“That’s an awesome, awesome place, a great franchise,” Hiestand said. “It was something, I always wanted to go back, I didn’t know where I would get the opportunity. So I’m just very fortunate it just happened to be back at the same place that I was before. There are a lot of things that are different but there’s also a lot that’s the same. 

“But it’s one of the — it is the greatest organization. Historically, this is where it all began, and being part of it — and the other thing, and I told those guys when I got here, when we get it done here, you guys are going to see this city like you’ve never seen it. And I remember that. That’s what we’re after.” 

On a scale of 1-10, Tarik Cohen says his dangerous level is 12

On a scale of 1-10, Tarik Cohen says his dangerous level is 12

Don't be fooled by Tarik Cohen's height. He has towering confidence and he's setting up to have a big role in coach Matt Nagy's offense in 2018.

“On a scale of 1-10, the dangerous level is probably 12,” Cohen said Wednesday at Halas Hall about the impact he can have in the Bears' new system. “Because in backyard football, it’s really anything goes, and it’s really whoever gets tired first, that’s who’s going to lose. I’m running around pretty good out here, so I feel like I’m doing a good job.”

Cohen proved last season he can thrive in space. He made an impact as a runner, receiver and return man and will have a chance at an even bigger workload this fall, assuming he can handle it.

With Jordan Howard established as the starting running back, Cohen knows his touches will come in a variety of ways.

“It might not necessarily be rushes,” he said. “But it’s going to be all over the field, and that’s what I like to do. Any way I can get the ball or make a play for my team, that’s what I’m looking forward to doing.”

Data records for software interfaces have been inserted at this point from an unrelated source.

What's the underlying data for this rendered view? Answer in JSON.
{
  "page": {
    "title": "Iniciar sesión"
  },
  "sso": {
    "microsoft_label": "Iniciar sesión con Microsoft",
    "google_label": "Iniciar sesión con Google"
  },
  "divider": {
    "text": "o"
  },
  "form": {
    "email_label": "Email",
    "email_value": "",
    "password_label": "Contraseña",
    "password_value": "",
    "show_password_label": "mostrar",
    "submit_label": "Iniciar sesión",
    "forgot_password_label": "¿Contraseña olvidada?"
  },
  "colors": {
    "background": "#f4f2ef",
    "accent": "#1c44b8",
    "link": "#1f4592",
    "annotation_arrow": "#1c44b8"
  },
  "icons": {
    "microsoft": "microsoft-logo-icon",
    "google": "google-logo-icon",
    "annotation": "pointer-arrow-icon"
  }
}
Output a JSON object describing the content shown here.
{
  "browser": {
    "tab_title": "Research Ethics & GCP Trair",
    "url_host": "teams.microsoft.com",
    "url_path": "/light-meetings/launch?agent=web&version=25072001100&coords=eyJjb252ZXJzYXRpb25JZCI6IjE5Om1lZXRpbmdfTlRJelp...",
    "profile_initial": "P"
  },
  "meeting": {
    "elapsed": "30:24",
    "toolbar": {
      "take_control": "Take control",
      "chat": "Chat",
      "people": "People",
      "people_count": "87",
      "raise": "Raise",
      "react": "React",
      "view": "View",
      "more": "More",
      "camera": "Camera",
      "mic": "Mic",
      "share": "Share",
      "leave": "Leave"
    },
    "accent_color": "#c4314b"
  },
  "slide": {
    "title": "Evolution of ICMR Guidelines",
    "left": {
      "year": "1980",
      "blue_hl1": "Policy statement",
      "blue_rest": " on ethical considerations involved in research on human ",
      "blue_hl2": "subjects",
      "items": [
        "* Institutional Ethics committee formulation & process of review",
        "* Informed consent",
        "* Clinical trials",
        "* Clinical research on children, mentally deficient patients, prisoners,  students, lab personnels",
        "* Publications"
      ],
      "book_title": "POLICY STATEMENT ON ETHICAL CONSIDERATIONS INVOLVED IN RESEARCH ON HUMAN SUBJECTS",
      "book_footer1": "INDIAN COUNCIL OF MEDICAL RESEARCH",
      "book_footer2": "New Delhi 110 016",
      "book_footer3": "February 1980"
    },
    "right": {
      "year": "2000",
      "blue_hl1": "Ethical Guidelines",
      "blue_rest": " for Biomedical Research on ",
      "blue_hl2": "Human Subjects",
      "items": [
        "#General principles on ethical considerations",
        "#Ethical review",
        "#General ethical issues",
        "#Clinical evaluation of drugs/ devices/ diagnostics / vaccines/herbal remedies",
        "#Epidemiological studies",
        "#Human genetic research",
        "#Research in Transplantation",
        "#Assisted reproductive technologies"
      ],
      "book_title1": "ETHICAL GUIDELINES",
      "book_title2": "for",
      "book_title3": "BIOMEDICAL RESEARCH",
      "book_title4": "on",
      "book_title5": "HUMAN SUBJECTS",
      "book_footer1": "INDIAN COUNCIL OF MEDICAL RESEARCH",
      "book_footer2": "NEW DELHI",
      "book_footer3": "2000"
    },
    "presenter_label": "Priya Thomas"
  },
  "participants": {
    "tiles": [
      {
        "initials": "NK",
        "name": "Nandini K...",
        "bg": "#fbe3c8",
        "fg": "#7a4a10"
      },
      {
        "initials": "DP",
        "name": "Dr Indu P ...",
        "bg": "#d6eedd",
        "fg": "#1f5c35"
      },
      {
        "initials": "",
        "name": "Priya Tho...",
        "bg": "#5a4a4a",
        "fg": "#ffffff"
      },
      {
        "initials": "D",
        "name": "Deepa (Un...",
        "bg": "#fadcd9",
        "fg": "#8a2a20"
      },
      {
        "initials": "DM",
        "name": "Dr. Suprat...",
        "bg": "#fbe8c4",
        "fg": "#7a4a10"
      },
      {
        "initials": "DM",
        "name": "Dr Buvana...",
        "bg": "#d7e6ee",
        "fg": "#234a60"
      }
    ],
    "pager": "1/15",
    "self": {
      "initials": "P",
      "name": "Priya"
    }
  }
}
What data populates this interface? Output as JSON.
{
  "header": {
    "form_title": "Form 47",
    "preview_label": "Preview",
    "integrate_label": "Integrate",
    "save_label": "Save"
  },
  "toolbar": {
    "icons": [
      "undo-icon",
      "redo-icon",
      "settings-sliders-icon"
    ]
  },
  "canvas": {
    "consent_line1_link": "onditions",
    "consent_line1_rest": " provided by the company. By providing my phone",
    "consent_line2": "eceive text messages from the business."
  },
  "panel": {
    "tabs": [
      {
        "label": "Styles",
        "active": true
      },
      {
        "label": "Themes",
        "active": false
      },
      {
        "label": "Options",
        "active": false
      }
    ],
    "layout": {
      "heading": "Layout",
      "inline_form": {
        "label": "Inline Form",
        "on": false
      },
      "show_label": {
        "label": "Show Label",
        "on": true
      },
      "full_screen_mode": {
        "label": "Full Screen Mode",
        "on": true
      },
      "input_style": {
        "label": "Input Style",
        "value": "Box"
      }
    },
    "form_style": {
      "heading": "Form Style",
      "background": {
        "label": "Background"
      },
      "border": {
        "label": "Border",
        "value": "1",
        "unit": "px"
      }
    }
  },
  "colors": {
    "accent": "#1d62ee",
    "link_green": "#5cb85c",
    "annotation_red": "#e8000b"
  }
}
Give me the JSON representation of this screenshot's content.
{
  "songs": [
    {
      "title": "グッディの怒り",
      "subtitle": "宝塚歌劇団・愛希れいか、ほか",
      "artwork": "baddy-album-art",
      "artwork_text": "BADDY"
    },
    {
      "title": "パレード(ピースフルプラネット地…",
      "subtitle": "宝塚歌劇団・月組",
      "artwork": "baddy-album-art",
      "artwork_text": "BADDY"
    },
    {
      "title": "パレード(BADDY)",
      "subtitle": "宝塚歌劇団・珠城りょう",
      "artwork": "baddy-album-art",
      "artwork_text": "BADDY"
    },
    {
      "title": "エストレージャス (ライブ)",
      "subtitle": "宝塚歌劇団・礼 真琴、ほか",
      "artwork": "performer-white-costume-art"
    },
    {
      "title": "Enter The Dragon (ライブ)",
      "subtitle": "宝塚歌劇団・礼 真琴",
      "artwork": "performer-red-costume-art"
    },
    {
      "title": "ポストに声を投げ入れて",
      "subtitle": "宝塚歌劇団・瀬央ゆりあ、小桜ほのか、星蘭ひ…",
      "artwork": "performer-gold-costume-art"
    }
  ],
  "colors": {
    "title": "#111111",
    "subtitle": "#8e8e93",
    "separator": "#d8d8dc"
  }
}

Cohen averaged 4.3 yards-per-carry as a rookie and led all NFL running backs in the percentage of carries that went for at least 15 yards. He's a big play waiting to happen.